I spent most of today over at Lynn O's place, working on sleds. Her Tim White toboggan was the first, and the most difficult. It didn't track properly, always gliding off to the right. Seriously HARD to the right. I put it on a table, grabbed a tape measure, and found the right runner was out of true by a full 1/4# at the nose. The only possible solution was to remove the hardware, shift the nose of the runner over, redrill all the holes and put it back together.
So, we removed the runner plastic, and it was badly, badly worn. I gave Lynn a new set of plastics that I had purchased when one of our local mushing supply stores went out of business. Then we removed the QCR rail (quick change runner system, some day I'll write about it, but I'm too tired tonight). We removed nuts and bolts, some so badly rusted they should have been replaced, but on Sunday that would have required a long drive to town.
I shifted the runner over, clamped it into place, measured twice and then started drilling. We couldn't find a ratchet, so had to use a box end wrench on each and every one of the suckers. It was tedious. Then we couldn't find the nut to one of the bolts. We searched all over the place and couldn't find a nut that would fit. It took another very tedious search to finally find a replacement bolt that would work.
With the runner in place, we reassembled the QCR rail, slipped new plastic over the rails on both runners, and I shoved the (bad, bad expletives) thing out the door and grabbed my own toboggan sled.

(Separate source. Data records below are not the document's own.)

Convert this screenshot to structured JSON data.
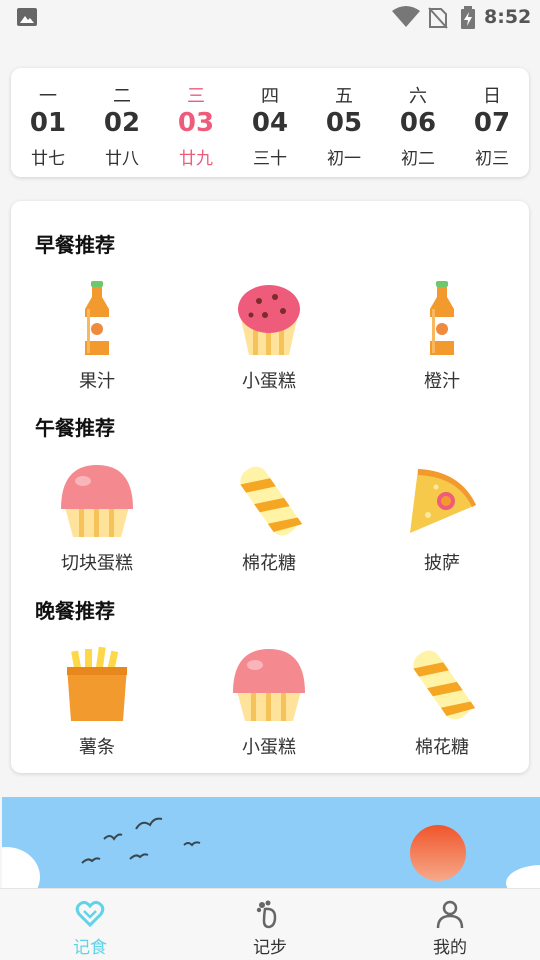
{
  "status_bar": {
    "time": "8:52"
  },
  "week": [
    {
      "weekday": "一",
      "date": "01",
      "lunar": "廿七",
      "active": false
    },
    {
      "weekday": "二",
      "date": "02",
      "lunar": "廿八",
      "active": false
    },
    {
      "weekday": "三",
      "date": "03",
      "lunar": "廿九",
      "active": true
    },
    {
      "weekday": "四",
      "date": "04",
      "lunar": "三十",
      "active": false
    },
    {
      "weekday": "五",
      "date": "05",
      "lunar": "初一",
      "active": false
    },
    {
      "weekday": "六",
      "date": "06",
      "lunar": "初二",
      "active": false
    },
    {
      "weekday": "日",
      "date": "07",
      "lunar": "初三",
      "active": false
    }
  ],
  "meals": {
    "breakfast": {
      "title": "早餐推荐",
      "items": [
        {
          "name": "果汁",
          "icon": "juice-bottle-icon"
        },
        {
          "name": "小蛋糕",
          "icon": "cupcake-icon"
        },
        {
          "name": "橙汁",
          "icon": "juice-bottle-icon"
        }
      ]
    },
    "lunch": {
      "title": "午餐推荐",
      "items": [
        {
          "name": "切块蛋糕",
          "icon": "muffin-icon"
        },
        {
          "name": "棉花糖",
          "icon": "candy-twist-icon"
        },
        {
          "name": "披萨",
          "icon": "pizza-slice-icon"
        }
      ]
    },
    "dinner": {
      "title": "晚餐推荐",
      "items": [
        {
          "name": "薯条",
          "icon": "fries-icon"
        },
        {
          "name": "小蛋糕",
          "icon": "muffin-icon"
        },
        {
          "name": "棉花糖",
          "icon": "candy-twist-icon"
        }
      ]
    }
  },
  "bottom_nav": [
    {
      "label": "记食",
      "icon": "heart-icon",
      "active": true
    },
    {
      "label": "记步",
      "icon": "footprint-icon",
      "active": false
    },
    {
      "label": "我的",
      "icon": "user-icon",
      "active": false
    }
  ],
  "colors": {
    "accent": "#ef5b7b",
    "nav_active": "#5fd4e8",
    "banner_sky": "#8dcdf7"
  }
}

My old beater toboggan sled has also been pulling to the right. Not as badly as Lynn's, but badly enough to be cumbersome to drive. Toboggan sleds are about as responsive as a brick on a good day, so one that tracks poorly will work a musher into the ground. I measured the runners, and found they were precisely parallel. Though a lot of sled builders add a bit of toe-out at the rear tips, this one wasn't designed that way, so the measurement was reassuring. The problem had to be either one plastic worn worse than the other (they weren't), or the bridle was off center. The bridle is the line to which the "gang line" (also called a mainline) is attached.
I measured across the nose of the sled, made an index mark at dead center, and raised the bridle up where I could see it in relation to the mark. Sure enough, it was off by a good inch or so. Apparently the original builder was never in the Navy. Neither was I, but I was once a boy-scout and I'm not a half bad recreational sailor.

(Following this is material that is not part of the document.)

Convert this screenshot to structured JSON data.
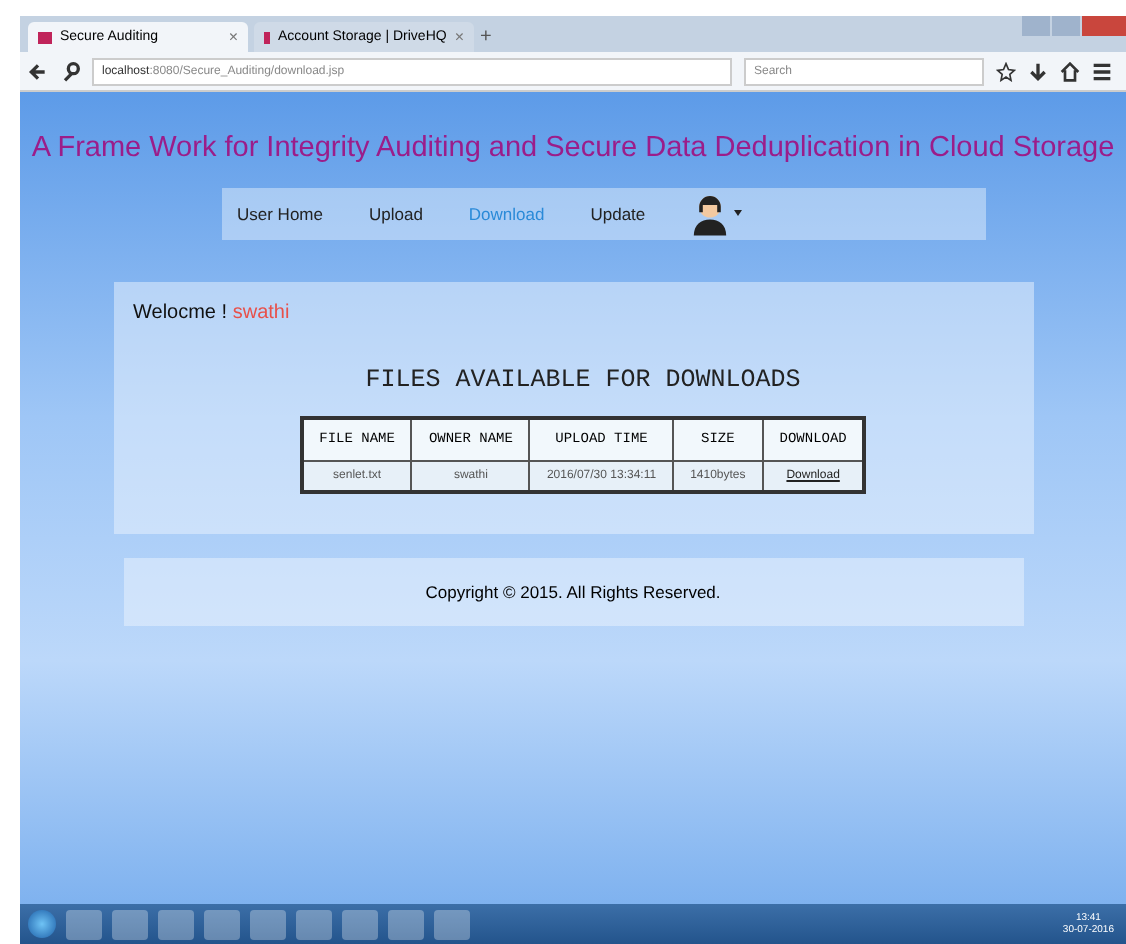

This sled is rigged in a traditional manner, with the bridle wrapped around the bottom of each stanchion, and tied at the bottom of the rearmost stanchion. In this case the knot was poorly formed, so it had slipped a bit when the sled was stressed (the sled was crashed during our White Mountain camping trip last winter).
I centered the bridle, rewrapped and retied it, and when we tried it out behind a friend's four-wheeler it tracked perfectly. YAY - I was two for two.
Some time back my traditional wooden basket sled suffered the ill effects of drying. This caused the wooden runners to shrink, and split right at the mortise where the thickest stanchion is attached. I repaired it with marine epoxy, and reinforced each side of the break with a strip of oak, but didn't get a chance to run the sled before break up. Today I took advantage of the opportunity to have Lynn tow me on the sled behind a four-wheeler. The repair held well, and it's a fun sled to drive. I'm looking forward to running some dogs on it.
This summer I changed the bridle set up on my traditional, historically authentic wooden toboggan. Because it's now a two-piece set up I didn't know if it would be properly centered or not, so I asked Lynn to tow me on that sled as well. I was delighted that it worked exactly as I had envisioned when I modified the sled.
So, today the dogs got the rest they needed and I got a lot of sled repair and maintenance done. I still have a couple of projects to do on my sleds, but I was too tired to even contemplate starting them this evening. They need to be done within the next couple of days, though. I'm not sure how I'll make the time, but make it I will.